One of the mysteries of Theresa May is that while she is happy to trade freely in misleading statements – the repeated claim that “everyone said we couldn’t negotiate a deal with the EU”, the use of the phrase “implementation period” to refer to the transition period, her famous line that someone could not be deported from the United Kingdom because he had a cat, and so on – there is one lie she won’t tell: she won’t say that Britain is better off having voted to Leave.
Jeremy Corbyn used the bulk of his questions to unsettle her through a series of variations on that particular theme, with recent unhelpfully candid remarks from Jeremy Hunt – who said that the deal mitigated “most” of the worst aspects of Brexit – and Philip Hammond’s admission that we will be economically worse off as a result of leaving the European Union.

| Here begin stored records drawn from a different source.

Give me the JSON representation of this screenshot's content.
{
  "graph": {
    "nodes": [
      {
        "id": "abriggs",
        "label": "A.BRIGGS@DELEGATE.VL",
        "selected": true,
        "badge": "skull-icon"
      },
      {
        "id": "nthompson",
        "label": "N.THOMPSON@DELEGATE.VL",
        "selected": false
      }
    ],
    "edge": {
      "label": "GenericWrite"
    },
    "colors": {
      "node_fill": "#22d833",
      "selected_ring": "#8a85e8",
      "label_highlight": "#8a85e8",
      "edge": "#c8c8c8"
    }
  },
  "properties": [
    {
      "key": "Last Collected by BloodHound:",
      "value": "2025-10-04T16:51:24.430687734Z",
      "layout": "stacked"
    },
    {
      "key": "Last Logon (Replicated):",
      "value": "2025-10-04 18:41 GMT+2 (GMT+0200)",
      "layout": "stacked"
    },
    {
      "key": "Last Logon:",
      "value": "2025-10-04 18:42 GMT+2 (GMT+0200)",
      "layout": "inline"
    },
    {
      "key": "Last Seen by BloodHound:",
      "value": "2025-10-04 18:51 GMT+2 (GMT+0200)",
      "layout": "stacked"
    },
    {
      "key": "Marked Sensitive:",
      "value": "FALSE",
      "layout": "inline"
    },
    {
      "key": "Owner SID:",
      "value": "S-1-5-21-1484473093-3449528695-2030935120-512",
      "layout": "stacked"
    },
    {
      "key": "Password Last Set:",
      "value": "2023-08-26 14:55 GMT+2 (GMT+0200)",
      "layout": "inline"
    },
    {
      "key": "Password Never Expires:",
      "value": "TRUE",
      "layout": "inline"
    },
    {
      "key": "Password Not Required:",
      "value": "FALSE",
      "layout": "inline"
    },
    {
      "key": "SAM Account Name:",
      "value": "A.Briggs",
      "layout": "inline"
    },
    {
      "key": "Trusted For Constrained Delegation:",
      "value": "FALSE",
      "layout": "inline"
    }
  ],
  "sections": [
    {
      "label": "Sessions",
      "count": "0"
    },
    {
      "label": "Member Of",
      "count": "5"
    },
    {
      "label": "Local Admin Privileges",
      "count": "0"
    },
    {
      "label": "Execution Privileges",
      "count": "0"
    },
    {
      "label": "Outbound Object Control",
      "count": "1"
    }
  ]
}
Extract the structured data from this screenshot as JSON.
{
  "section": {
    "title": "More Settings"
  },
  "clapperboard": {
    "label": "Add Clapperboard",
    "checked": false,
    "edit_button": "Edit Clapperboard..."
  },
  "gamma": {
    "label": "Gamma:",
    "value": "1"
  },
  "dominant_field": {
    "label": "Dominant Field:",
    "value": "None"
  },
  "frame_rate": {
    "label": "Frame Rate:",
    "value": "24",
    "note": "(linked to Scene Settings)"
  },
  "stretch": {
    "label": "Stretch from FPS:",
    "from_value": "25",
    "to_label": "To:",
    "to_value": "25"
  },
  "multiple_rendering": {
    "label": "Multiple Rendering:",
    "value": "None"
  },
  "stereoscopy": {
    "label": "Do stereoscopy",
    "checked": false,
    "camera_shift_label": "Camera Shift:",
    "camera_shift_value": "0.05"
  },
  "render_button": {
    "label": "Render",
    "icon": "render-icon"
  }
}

May was embarrassed but managed to avoid trouble by moving onto other topics, and Corbyn’s inability to think on his feet meant that he, as usual, eschewed follow-up questions.
That meant that although he had far the better of the exchanges, he was never able to push on when her answers showed real uncertainty and vulnerability – on the Hunt point, he might perhaps have been better off repeating the question – May would never have answered it, but her unwillingness to say that Brexit is the right move unnerves pro-Brexit Conservative MPs and would deepen her difficulties as far as passing the Brexit deal goes.
Still, even without follow-up questions, Corbyn won comfortably, while May can at least breathe a sigh of relief that her political troubles are no worse at the end of PMQs than they were at the beginning.